### PROBLEM DESCRIPTION
Retype the entries below without any change.

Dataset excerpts
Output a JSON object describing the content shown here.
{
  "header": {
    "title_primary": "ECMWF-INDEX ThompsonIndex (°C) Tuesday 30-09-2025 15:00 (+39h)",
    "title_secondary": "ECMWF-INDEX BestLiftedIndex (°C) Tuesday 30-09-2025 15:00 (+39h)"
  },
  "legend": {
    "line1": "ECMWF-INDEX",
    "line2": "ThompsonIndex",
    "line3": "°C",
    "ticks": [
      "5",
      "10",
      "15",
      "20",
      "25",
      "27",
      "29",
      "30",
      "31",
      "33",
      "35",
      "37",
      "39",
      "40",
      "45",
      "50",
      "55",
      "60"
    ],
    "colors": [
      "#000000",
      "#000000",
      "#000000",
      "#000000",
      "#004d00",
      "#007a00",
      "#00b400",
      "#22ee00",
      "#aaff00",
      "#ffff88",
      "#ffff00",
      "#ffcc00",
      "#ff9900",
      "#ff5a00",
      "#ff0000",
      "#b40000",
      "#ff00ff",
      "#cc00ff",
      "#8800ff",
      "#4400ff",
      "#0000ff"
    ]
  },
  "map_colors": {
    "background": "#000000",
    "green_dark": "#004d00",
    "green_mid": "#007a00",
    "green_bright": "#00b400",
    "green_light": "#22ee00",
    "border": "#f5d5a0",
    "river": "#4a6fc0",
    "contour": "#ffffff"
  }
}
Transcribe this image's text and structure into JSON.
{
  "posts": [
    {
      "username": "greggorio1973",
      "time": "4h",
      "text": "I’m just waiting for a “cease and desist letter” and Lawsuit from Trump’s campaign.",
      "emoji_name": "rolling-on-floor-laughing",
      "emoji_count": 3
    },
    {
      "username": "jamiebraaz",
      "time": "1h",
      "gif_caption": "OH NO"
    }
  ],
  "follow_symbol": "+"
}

### RESPONSE TO THE TASK
Output a JSON object describing the content shown here.
{
  "header": {
    "title_primary": "ECMWF-INDEX ThompsonIndex (°C) Tuesday 30-09-2025 15:00 (+39h)",
    "title_secondary": "ECMWF-INDEX BestLiftedIndex (°C) Tuesday 30-09-2025 15:00 (+39h)"
  },
  "legend": {
    "line1": "ECMWF-INDEX",
    "line2": "ThompsonIndex",
    "line3": "°C",
    "ticks": [
      "5",
      "10",
      "15",
      "20",
      "25",
      "27",
      "29",
      "30",
      "31",
      "33",
      "35",
      "37",
      "39",
      "40",
      "45",
      "50",
      "55",
      "60"
    ],
    "colors": [
      "#000000",
      "#000000",
      "#000000",
      "#000000",
      "#004d00",
      "#007a00",
      "#00b400",
      "#22ee00",
      "#aaff00",
      "#ffff88",
      "#ffff00",
      "#ffcc00",
      "#ff9900",
      "#ff5a00",
      "#ff0000",
      "#b40000",
      "#ff00ff",
      "#cc00ff",
      "#8800ff",
      "#4400ff",
      "#0000ff"
    ]
  },
  "map_colors": {
    "background": "#000000",
    "green_dark": "#004d00",
    "green_mid": "#007a00",
    "green_bright": "#00b400",
    "green_light": "#22ee00",
    "border": "#f5d5a0",
    "river": "#4a6fc0",
    "contour": "#ffffff"
  }
}
Transcribe this image's text and structure into JSON.
{
  "posts": [
    {
      "username": "greggorio1973",
      "time": "4h",
      "text": "I’m just waiting for a “cease and desist letter” and Lawsuit from Trump’s campaign.",
      "emoji_name": "rolling-on-floor-laughing",
      "emoji_count": 3
    },
    {
      "username": "jamiebraaz",
      "time": "1h",
      "gif_caption": "OH NO"
    }
  ],
  "follow_symbol": "+"
}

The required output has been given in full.